Benjamin Netanyahu Demands ‘Better Deal’ From Iran on Nukes
Israeli Prime Minister Benjamin Netanyahu said on Wednesday it was not too late for world powers locked in nuclear negotiations with Iran to demand a “better deal.”
He made the comments before meeting in Jerusalem with the speaker of the U.S. House of Representatives, John Boehner, a leading Republican and strong critic of the White House’s policy on Iran.
“Now is the time for the international community to insist on a better deal,” Netanyahu said in a televised statement delivered in English.
“A better deal would significantly roll back Iran’s nuclear infrastructure. A better deal would link the eventual lifting of the restrictions on Iran’s nuclear program to a change in Iran’s behavior,” he said, citing threats to annihilate Israel and accusing Tehran of fomenting regional conflict.
Netanyahu said on Tuesday that a framework agreement sought by international negotiators to rein in Iran’s nuclear program would leave it with the capability to develop atomic weapons within a year.
Iran denies trying to develop a nuclear weapons capability.
Six world powers and Iran went beyond a midnight deadline and were continuing to negotiate in the Swiss city of Lausanne on Wednesday, having failed to agree on crucial details such as the lifting of U.N. sanctions.
Israel, which is believed to have the Middle East’s only nuclear arsenal, is not a party to the negotiations.
Iran was expected to be high on the agenda of Netanyahu’s talks with Boehner, who is visiting the region with a Republican delegation.
Avoiding stepping deeper into controversy with the White House over the issue, neither Boehner nor Netanyahu mentioned the nuclear talks in comments to reporters at the Israeli leader’s office.
Boehner’s invitation to Netanyahu to address the U.S. Congress last month on the Iranian issue drew accusations that both men were pursuing partisan politics at the expense of traditionally wide support for Israel on Capitol Hill.
“The bonds between the United States and Israel are as strong as ever,” Boehner said. “Our two countries cooperate on many different levels and while we may have political disagreements from time to time, the bonds between our two nations are strong and they’re going to continue to be strong.”
Congress has cautioned it would consider imposing new sanctions on Iran if there was no agreement in Lausanne this week. President Barack Obama has threatened to veto any such sanctions moves.

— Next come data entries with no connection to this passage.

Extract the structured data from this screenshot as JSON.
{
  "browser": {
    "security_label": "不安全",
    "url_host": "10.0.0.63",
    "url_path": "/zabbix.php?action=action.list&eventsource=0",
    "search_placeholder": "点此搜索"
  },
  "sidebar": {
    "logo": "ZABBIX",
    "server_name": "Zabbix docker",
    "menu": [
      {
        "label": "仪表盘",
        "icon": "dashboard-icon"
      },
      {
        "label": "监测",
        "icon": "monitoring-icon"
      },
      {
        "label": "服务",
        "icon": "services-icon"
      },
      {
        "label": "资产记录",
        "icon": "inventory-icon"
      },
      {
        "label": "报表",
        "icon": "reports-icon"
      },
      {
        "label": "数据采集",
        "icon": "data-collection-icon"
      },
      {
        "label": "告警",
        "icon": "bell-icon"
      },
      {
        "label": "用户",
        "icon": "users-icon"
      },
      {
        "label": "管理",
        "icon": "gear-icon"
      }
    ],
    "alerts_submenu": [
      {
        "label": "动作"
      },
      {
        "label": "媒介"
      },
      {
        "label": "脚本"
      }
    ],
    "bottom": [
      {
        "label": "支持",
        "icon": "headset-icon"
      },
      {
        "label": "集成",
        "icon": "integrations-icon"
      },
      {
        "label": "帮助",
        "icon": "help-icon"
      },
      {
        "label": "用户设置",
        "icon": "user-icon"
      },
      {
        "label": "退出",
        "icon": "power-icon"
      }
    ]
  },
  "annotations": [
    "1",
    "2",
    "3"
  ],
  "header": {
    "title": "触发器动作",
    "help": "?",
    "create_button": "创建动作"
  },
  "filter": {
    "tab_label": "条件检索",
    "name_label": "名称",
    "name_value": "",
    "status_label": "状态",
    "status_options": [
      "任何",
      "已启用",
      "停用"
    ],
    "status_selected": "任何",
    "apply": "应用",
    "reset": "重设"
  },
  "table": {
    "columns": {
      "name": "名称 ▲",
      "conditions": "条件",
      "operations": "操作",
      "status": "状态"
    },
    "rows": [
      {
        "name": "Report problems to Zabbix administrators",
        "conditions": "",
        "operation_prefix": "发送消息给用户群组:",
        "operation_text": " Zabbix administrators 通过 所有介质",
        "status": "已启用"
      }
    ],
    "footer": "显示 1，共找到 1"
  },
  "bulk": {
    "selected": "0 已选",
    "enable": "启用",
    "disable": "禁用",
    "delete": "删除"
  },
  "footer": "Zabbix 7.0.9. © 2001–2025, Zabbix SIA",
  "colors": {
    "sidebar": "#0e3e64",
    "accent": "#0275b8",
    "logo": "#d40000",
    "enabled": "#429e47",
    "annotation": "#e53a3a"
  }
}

Senate Majority Leader Mitch McConnell has said that if a framework deal is reached, lawmakers would consider a bill that would require Obama to submit a final accord for Congress’ approval.